In 2022 I intend to grow my 10 minutes up to 20 and by the end of the year 1 hour so that I can start to do some more of the festivals. My aim is to make this the warm-up year for a ‘2023’ go at Edinborough. Part of the goal is to travel more and get my reputation up to the level where I can headline small gigs around the UK, 2022. Early in the new year I also want to try some character stand-up, I have been writing for this for a while, and when I am happy with the character and the material then I will take it on stage.
Away from stand-up, I have a couple of two-prov groups that I will be performing with, Honey Badger with Minder Kaur Athwal, and Chip Chop with Joanne Groves. I am hoping that I get to get on the road with these groups too, performing with Honey Badger in Oslo was amazing two years ago, so I would like to try that again.
What other acts are you looking forward to seeing perform online or in-person to this year?

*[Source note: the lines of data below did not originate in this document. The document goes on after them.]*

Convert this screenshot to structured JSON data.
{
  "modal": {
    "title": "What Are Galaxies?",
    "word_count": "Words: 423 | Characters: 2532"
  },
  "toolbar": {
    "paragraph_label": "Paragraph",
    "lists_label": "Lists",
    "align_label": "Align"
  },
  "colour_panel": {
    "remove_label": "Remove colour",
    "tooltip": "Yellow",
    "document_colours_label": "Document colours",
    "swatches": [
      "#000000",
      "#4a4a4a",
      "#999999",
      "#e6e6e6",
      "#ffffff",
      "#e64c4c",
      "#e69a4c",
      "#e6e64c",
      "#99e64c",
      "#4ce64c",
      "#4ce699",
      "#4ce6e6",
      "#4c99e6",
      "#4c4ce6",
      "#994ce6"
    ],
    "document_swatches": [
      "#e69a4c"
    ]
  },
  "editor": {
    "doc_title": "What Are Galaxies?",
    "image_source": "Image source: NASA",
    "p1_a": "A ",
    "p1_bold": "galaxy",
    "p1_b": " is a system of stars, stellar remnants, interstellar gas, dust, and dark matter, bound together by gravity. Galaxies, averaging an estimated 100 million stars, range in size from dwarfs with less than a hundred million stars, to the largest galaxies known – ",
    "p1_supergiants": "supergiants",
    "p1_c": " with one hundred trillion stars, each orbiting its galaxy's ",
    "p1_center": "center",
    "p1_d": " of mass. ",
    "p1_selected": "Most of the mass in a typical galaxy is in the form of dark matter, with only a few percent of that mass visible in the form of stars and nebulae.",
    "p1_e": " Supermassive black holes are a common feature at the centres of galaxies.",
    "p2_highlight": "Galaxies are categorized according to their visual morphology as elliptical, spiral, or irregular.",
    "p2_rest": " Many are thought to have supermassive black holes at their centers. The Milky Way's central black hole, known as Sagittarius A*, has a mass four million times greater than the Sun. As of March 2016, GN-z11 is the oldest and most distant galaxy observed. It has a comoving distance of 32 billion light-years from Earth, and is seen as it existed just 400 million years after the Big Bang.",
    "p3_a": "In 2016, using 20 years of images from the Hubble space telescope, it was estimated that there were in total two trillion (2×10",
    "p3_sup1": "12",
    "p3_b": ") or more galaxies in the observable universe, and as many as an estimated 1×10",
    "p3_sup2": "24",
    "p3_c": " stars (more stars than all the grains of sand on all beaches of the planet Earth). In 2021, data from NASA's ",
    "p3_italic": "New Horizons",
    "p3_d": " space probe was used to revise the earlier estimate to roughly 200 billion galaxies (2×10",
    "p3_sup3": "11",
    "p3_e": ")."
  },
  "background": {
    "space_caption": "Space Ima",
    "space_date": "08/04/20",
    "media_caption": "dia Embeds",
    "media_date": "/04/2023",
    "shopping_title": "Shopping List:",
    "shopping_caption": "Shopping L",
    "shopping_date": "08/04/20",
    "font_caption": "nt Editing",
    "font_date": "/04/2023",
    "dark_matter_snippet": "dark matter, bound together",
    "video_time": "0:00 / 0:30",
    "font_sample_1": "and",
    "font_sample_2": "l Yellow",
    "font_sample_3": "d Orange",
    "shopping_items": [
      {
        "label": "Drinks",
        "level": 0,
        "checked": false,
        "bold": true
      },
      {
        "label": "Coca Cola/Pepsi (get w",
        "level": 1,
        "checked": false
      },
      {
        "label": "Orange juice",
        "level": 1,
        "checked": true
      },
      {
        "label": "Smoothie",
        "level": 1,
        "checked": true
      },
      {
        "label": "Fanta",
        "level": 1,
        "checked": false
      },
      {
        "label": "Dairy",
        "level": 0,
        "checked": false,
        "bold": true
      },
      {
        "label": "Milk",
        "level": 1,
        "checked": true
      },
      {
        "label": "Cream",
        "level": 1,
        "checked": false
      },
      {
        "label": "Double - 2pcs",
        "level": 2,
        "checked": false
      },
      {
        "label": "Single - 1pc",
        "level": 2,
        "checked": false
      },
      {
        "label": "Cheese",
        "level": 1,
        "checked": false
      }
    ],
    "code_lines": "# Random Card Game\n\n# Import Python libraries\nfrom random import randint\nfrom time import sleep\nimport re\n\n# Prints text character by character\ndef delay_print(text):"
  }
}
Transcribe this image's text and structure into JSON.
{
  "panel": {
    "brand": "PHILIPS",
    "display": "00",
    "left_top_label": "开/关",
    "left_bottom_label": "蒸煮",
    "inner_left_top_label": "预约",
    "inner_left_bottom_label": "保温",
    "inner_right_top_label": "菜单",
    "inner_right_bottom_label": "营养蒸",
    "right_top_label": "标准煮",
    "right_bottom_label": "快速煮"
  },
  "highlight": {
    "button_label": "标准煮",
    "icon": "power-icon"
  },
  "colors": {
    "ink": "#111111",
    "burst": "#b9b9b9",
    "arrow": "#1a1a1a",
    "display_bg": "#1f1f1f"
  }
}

I am determined to get to see Katie Zoe Mitchell perform live again, Covid and work have taken that opportunity away from me so it has been a few years. Covid also meant that I missed out on seeing Jonny Vegas, and so I intend to get myself to see him soon too. If they decide to tour again, I did have tickets for Steve Martin and Martin Short, I am hoping that they come back this year. At some point I would like to get to see Mad Ron, he is a great character actor and I love how he uses the character to deliver some great jokes. Also, any and all comedy shows that I can get to, I will, I think it’s important to support the scene.
What styles do you hope to see more of in comedy this year?
I want to see a return of innovative comedy, where people take some risks. It feels like a long time since we had a Reeves and Mortimer really make it big. Obviously, Tape Face did well and I loved him on his TV clips. Physical comedy when it is done well is amazing, so more of that would be great. Jerry Bakewell “Britains most unsuccessful Mexican wrestler and Europes heaviest light entertainer” is doing an amazing job of this on the circuit.
What improv comedian is your ones to watch in 2022 and why?
Liam Webber, he has the perfect mixture of an amazing comedy brain combined with an instinct to support and enhance the performance of anyone he is on stage with. As well as dedicating a lot of his time to helping other improvisers improve, he has also put a lot of time into developing himself through stage time and learning from other improvisers. The Clones, his two-prov group with Lloydie from the Maydays is great and a must-see. You will probably see Liam working on a lot of improv projects and if you are an improviser and you get a chance, you should definitely take a class with him.
Do you have any new years resolutions?
If so what are they?Yes, I am going to write each day.I have a couple of unrealistic ones too though, I am going to eat better (purposefully vague) and train more (again, purposefully vague)
Are you on social media? If so how can people find out more about you?
Three words why people should come and see you this year?
Funny – Daft – Physical
Quick Fire Round
The movie or television show you are looking forward to seeing this year?
Your favourite book?
Bob Mortimer – And Away!
If you could paint anything what would you paint?
I think I can paint anything, but I choose not too also Cheese because I miss it
What is the most delightful word you can think of?
Pulp – Different Class
Where would you love to go on holiday this year?
Turtle Bay Resort O’ahu
What is your favourite quote from a television show?
“How does any genius figure out his inventions? I mean, how did Leonardo DiCaprio figure out about gravity? ‘Cause the bitch was sleepin’ underneath a tree and an apple hit him on his head.” Kenny Powers East Bound and Down
I love how wrong the words are, but even more how much conviction the quote is delivered with.
Who is your favourite film character and why?
Uncle Buck -John Candy is one of my Heros